PROBLEM REQUIREMENTS:
State, as a number alone, how many lines of the entries contain the word "file".

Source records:

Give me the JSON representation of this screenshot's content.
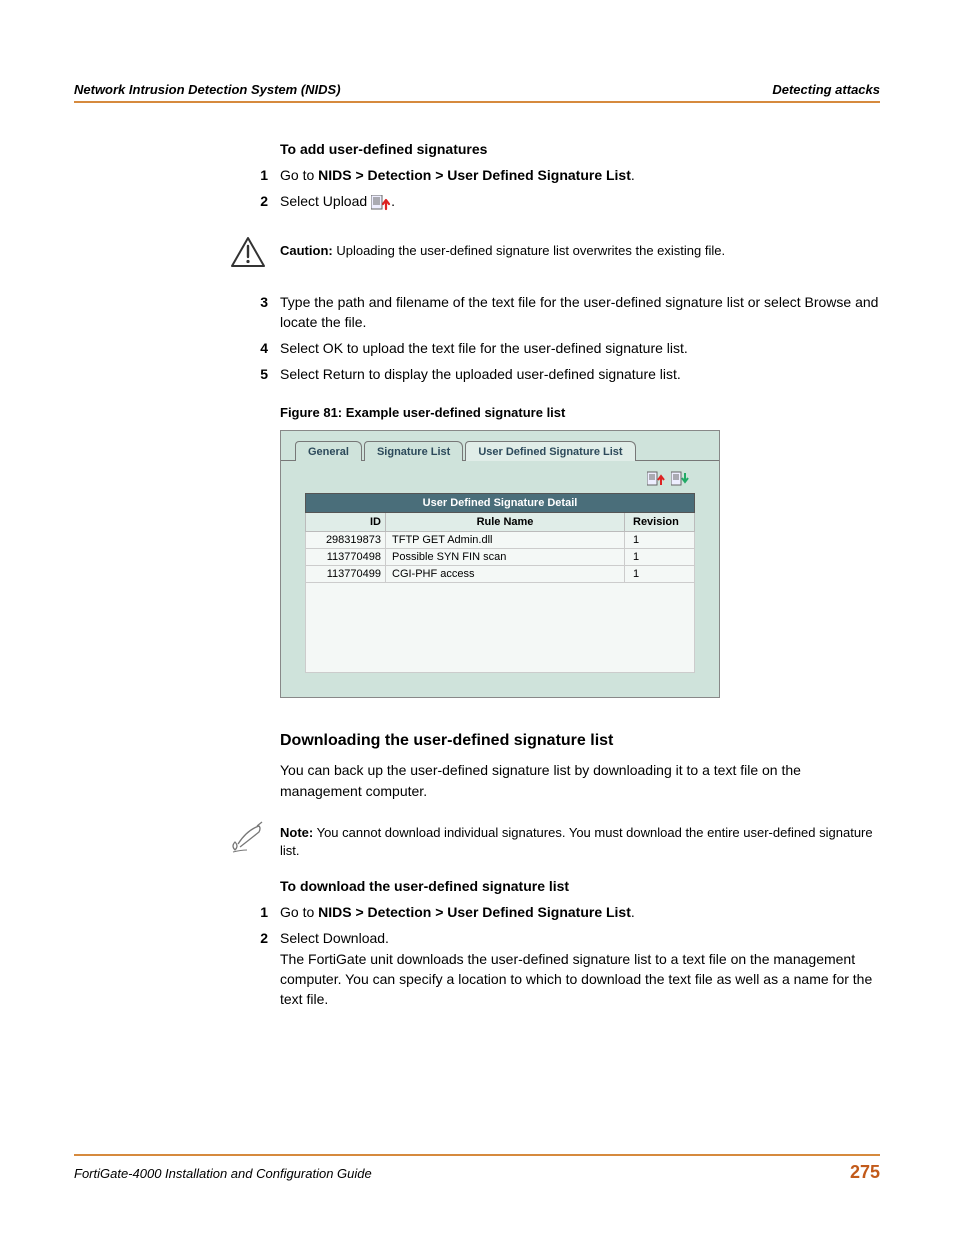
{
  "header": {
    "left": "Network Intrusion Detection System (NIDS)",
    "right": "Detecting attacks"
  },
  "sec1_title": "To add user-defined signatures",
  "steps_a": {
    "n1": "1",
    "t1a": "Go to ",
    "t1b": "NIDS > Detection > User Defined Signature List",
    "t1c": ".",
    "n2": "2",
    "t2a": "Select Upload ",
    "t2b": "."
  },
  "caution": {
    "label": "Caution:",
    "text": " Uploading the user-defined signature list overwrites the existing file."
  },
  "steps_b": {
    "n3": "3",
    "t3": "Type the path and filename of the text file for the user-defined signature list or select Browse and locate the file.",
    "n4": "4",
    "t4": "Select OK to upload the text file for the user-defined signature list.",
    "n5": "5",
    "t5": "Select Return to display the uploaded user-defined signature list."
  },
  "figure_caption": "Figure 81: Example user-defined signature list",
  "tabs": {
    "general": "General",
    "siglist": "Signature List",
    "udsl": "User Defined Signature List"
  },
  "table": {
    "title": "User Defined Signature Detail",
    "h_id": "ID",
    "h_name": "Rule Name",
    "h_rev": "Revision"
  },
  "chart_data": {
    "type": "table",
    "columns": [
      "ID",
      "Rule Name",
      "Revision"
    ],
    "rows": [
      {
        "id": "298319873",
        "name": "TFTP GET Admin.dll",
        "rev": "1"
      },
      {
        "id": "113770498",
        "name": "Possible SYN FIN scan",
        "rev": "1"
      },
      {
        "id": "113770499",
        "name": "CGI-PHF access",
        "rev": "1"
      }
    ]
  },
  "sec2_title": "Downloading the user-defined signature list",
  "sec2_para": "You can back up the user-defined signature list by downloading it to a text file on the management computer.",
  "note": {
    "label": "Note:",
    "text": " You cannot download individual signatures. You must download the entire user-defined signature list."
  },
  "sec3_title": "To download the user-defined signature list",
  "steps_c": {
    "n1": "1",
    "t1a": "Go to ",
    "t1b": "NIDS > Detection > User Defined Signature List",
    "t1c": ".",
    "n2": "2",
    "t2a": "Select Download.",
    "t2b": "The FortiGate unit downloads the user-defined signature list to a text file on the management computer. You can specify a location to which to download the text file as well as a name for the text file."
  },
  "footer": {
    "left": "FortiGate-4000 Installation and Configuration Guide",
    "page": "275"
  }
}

FINAL ANSWER:
5